● REQUIRED ACTION
Copy every entry verbatim and skip the pictures.

(Collected data entries)

= Beginning of Section =

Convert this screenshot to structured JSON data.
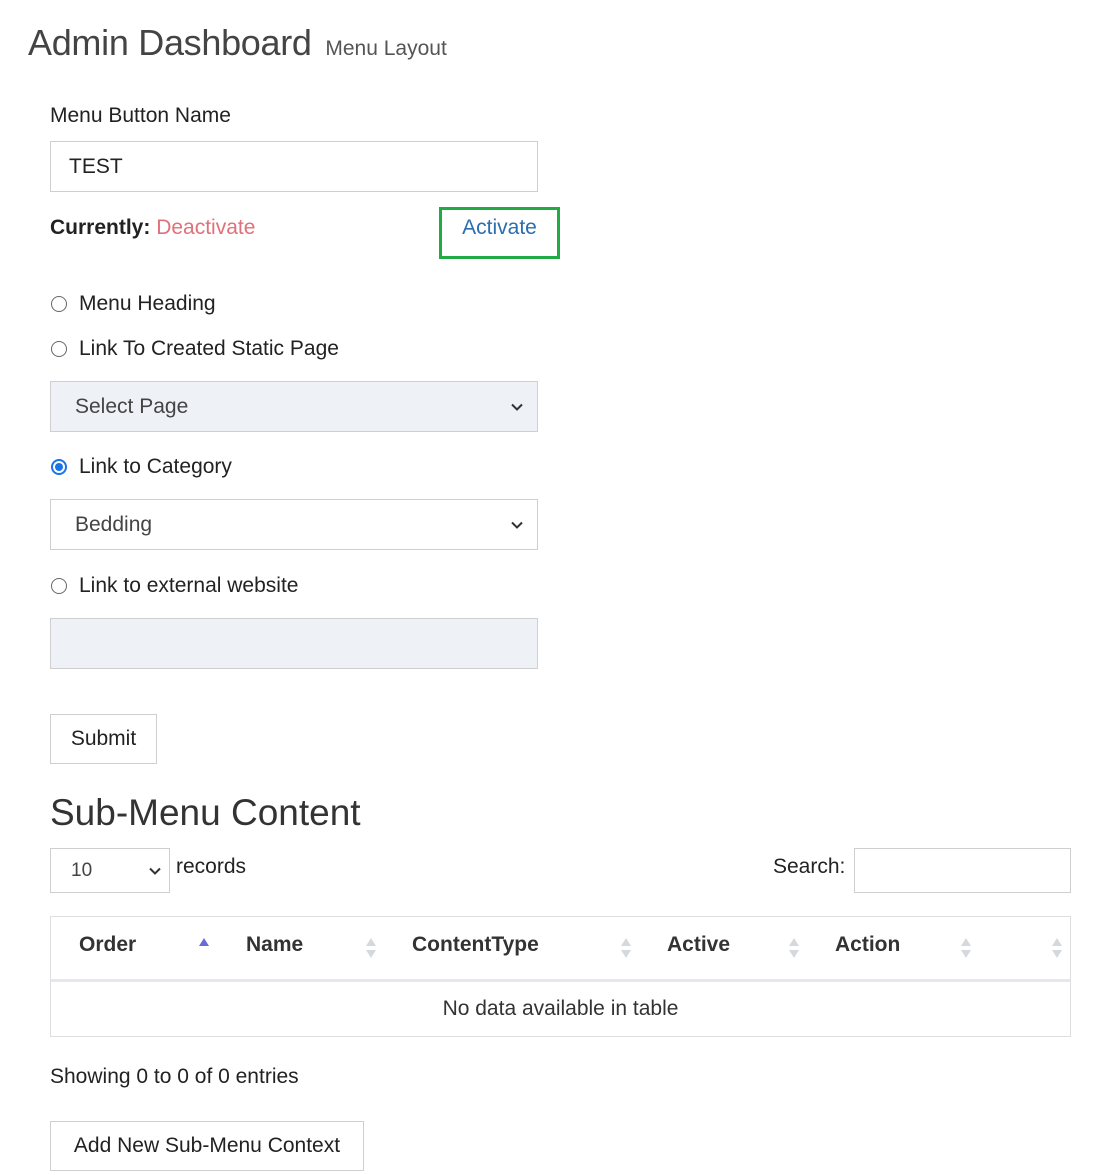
{
  "header": {
    "title": "Admin Dashboard",
    "subtitle": "Menu Layout"
  },
  "form": {
    "name_label": "Menu Button Name",
    "name_value": "TEST",
    "currently_label": "Currently:",
    "current_status": "Deactivate",
    "activate_link": "Activate",
    "options": [
      {
        "label": "Menu Heading",
        "checked": false
      },
      {
        "label": "Link To Created Static Page",
        "checked": false
      },
      {
        "label": "Link to Category",
        "checked": true
      },
      {
        "label": "Link to external website",
        "checked": false
      }
    ],
    "page_select": "Select Page",
    "category_select": "Bedding",
    "external_url": "",
    "submit_label": "Submit"
  },
  "submenu": {
    "title": "Sub-Menu Content",
    "records_per_page": "10",
    "records_label": "records",
    "search_label": "Search:",
    "search_value": "",
    "columns": [
      "Order",
      "Name",
      "ContentType",
      "Active",
      "Action"
    ],
    "empty_message": "No data available in table",
    "info": "Showing 0 to 0 of 0 entries",
    "add_button": "Add New Sub-Menu Context"
  },
  "colors": {
    "deactivate": "#e0707a",
    "activate_link": "#2a6db0",
    "highlight_border": "#22aa44",
    "radio_checked": "#1a73e8"
  }
}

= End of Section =

● ANSWER SECTION
Convert this screenshot to structured JSON data.
{
  "header": {
    "title": "Admin Dashboard",
    "subtitle": "Menu Layout"
  },
  "form": {
    "name_label": "Menu Button Name",
    "name_value": "TEST",
    "currently_label": "Currently:",
    "current_status": "Deactivate",
    "activate_link": "Activate",
    "options": [
      {
        "label": "Menu Heading",
        "checked": false
      },
      {
        "label": "Link To Created Static Page",
        "checked": false
      },
      {
        "label": "Link to Category",
        "checked": true
      },
      {
        "label": "Link to external website",
        "checked": false
      }
    ],
    "page_select": "Select Page",
    "category_select": "Bedding",
    "external_url": "",
    "submit_label": "Submit"
  },
  "submenu": {
    "title": "Sub-Menu Content",
    "records_per_page": "10",
    "records_label": "records",
    "search_label": "Search:",
    "search_value": "",
    "columns": [
      "Order",
      "Name",
      "ContentType",
      "Active",
      "Action"
    ],
    "empty_message": "No data available in table",
    "info": "Showing 0 to 0 of 0 entries",
    "add_button": "Add New Sub-Menu Context"
  },
  "colors": {
    "deactivate": "#e0707a",
    "activate_link": "#2a6db0",
    "highlight_border": "#22aa44",
    "radio_checked": "#1a73e8"
  }
}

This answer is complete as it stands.